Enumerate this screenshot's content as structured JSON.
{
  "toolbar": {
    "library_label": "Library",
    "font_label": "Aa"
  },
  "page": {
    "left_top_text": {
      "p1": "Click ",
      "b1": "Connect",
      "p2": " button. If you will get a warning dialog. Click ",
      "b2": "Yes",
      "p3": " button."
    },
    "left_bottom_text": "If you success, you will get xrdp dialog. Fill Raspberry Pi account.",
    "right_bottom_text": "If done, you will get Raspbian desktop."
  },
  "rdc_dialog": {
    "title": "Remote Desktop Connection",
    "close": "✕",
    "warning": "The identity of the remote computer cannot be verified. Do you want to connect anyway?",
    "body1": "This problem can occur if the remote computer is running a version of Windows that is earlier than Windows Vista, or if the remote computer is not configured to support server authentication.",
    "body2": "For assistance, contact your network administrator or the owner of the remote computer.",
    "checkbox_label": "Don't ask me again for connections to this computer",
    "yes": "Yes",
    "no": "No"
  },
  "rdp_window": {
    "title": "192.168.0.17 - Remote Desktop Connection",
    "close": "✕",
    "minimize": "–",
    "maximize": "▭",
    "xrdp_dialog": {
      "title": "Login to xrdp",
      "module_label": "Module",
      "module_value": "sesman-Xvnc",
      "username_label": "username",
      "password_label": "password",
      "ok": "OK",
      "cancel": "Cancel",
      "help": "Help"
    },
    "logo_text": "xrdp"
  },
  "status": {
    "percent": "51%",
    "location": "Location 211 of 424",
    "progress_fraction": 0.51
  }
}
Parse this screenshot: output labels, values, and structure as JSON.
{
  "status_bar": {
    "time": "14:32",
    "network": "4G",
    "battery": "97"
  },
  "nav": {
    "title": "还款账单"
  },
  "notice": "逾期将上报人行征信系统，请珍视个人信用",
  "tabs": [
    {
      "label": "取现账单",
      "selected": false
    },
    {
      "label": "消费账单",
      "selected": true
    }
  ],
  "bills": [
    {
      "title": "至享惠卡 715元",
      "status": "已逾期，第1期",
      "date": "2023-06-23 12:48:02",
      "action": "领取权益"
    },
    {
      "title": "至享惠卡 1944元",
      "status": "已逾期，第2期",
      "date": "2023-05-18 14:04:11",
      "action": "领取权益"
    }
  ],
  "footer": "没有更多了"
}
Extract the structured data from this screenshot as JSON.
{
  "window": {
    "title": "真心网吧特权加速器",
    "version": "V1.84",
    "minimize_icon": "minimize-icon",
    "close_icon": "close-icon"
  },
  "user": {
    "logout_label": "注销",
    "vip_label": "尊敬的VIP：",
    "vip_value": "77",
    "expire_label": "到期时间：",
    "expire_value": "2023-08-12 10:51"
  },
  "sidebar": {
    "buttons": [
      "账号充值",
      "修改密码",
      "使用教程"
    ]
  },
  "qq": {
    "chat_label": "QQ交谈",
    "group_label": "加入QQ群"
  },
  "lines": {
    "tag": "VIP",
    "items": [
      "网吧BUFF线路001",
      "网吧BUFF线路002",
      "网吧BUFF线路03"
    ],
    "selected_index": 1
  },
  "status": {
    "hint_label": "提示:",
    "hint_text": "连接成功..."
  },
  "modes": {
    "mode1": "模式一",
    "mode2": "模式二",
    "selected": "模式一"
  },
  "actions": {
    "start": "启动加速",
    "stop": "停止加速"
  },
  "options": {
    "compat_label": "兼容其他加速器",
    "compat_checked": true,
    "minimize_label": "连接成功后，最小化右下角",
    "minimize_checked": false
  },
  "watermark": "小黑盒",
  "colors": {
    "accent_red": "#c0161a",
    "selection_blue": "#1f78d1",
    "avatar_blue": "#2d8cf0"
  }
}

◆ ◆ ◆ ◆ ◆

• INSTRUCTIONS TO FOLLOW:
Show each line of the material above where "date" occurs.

• ANSWER TO THE PROBLEM:
      "date": "2023-06-23 12:48:02",
      "date": "2023-05-18 14:04:11",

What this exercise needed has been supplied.